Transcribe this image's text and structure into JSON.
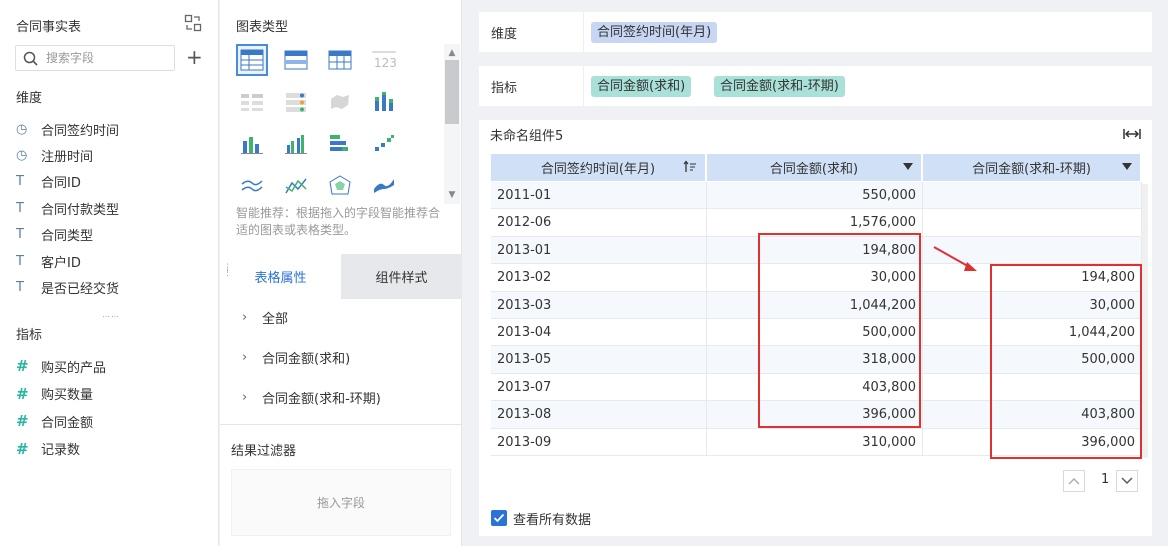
{
  "left_panel": {
    "title": "合同事实表",
    "search_placeholder": "搜索字段",
    "add_label": "+",
    "dimensions_label": "维度",
    "dimensions": [
      {
        "icon": "clock-icon",
        "glyph": "◷",
        "label": "合同签约时间"
      },
      {
        "icon": "clock-icon",
        "glyph": "◷",
        "label": "注册时间"
      },
      {
        "icon": "text-type-icon",
        "glyph": "T",
        "label": "合同ID"
      },
      {
        "icon": "text-type-icon",
        "glyph": "T",
        "label": "合同付款类型"
      },
      {
        "icon": "text-type-icon",
        "glyph": "T",
        "label": "合同类型"
      },
      {
        "icon": "text-type-icon",
        "glyph": "T",
        "label": "客户ID"
      },
      {
        "icon": "text-type-icon",
        "glyph": "T",
        "label": "是否已经交货"
      }
    ],
    "metrics_label": "指标",
    "metrics": [
      {
        "icon": "number-type-icon",
        "glyph": "#",
        "label": "购买的产品"
      },
      {
        "icon": "number-type-icon",
        "glyph": "#",
        "label": "购买数量"
      },
      {
        "icon": "number-type-icon",
        "glyph": "#",
        "label": "合同金额"
      },
      {
        "icon": "count-type-icon",
        "glyph": "#",
        "label": "记录数"
      }
    ]
  },
  "mid_panel": {
    "chart_type_title": "图表类型",
    "hint": "智能推荐：根据拖入的字段智能推荐合适的图表或表格类型。",
    "tabs": [
      {
        "label": "表格属性",
        "active": true
      },
      {
        "label": "组件样式",
        "active": false
      }
    ],
    "properties": [
      "全部",
      "合同金额(求和)",
      "合同金额(求和-环期)"
    ],
    "filter_title": "结果过滤器",
    "drop_placeholder": "拖入字段"
  },
  "right_panel": {
    "dimension_row": {
      "label": "维度",
      "pills": [
        "合同签约时间(年月)"
      ]
    },
    "metric_row": {
      "label": "指标",
      "pills": [
        "合同金额(求和)",
        "合同金额(求和-环期)"
      ]
    },
    "widget_title": "未命名组件5",
    "table": {
      "columns": [
        "合同签约时间(年月)",
        "合同金额(求和)",
        "合同金额(求和-环期)"
      ],
      "rows": [
        [
          "2011-01",
          "550,000",
          ""
        ],
        [
          "2012-06",
          "1,576,000",
          ""
        ],
        [
          "2013-01",
          "194,800",
          ""
        ],
        [
          "2013-02",
          "30,000",
          "194,800"
        ],
        [
          "2013-03",
          "1,044,200",
          "30,000"
        ],
        [
          "2013-04",
          "500,000",
          "1,044,200"
        ],
        [
          "2013-05",
          "318,000",
          "500,000"
        ],
        [
          "2013-07",
          "403,800",
          ""
        ],
        [
          "2013-08",
          "396,000",
          "403,800"
        ],
        [
          "2013-09",
          "310,000",
          "396,000"
        ]
      ]
    },
    "page_number": "1",
    "show_all_label": "查看所有数据"
  },
  "colors": {
    "accent": "#2b73d8",
    "dimension_pill": "#c6d6f3",
    "metric_pill": "#a9e0d8",
    "table_header": "#cfe0f7",
    "highlight_box": "#e03030"
  }
}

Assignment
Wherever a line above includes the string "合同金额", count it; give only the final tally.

Expected answer
7